This blog post first appeared on Kids HealthLine, courtesy of Peyton Manning Children's Hospital at St. Vincent.
The celebration of July 4th brings to mind warm weather, cookouts and, for many, fireworks. Taking in a fireworks show can be a fun time for your family on a summer night, but don’t forget the dangers of these explosives. This quiz assesses your firework safety knowledge and helps you make sure your child has a happy Independence Day.
1. Elementary school-aged children should be permitted to play with fireworks __________.
a) Under adult supervision
c) Classified as “sparklers”
d) After a discussion about firework rules
2. Fireworks should be stored __________.
a) In a cool, dry place
b) Per package instructions
c) Far from lighting areas
d) All of the above

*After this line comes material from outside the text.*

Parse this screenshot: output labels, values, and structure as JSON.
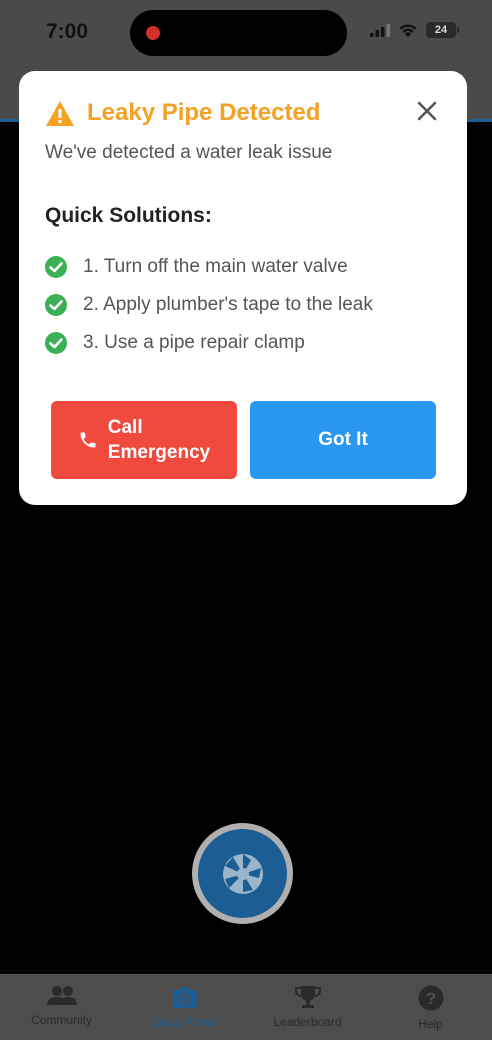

3. When lighting fireworks, basic precautions include having _________ on hand.
a) A first aid kit and a bucket of water
b) A firefighter or pyrotechnics professional
c) Safety goggles
d) Directions to the nearest emergency room
4. A sparkler burns at close to _________ degrees Fahrenheit.
5. The safest way to enjoy fireworks is to _________.
a) Light them in an area with a radius of 15 feet closed off to children.
b) Join the community fun at a public display.
c) Attend a fireworks safety course beforehand.
d) Admit this is a trick question; there is no “safest” way!
Answers: 1. b; 2. d; 3. a; 4. d; 5. b
Firework First Aid
Despite the best preparation, burns from fireworks can occur, so learn to properly care for them. First, deposit the firework that caused the injury in a bucket of water. If any clothing smolders, take it off. Major burns require specialized care, so examine the burn before continuing.
If the burn seems limited to the upper layer of skin, run cold water over it for about five minutes. Apply a generous amount of antibiotic ointment and then cover the burn with non-stick gauze. Keep the burned area elevated. Order your free first aid kit at kidshealthline.com/firstaidkit.
This article was reviewed by Mercy Hylton, MD, emergency medicine, Hilbert Pediatric Emergency Department, Peyton Manning Children’s Hospital at St.Vincent.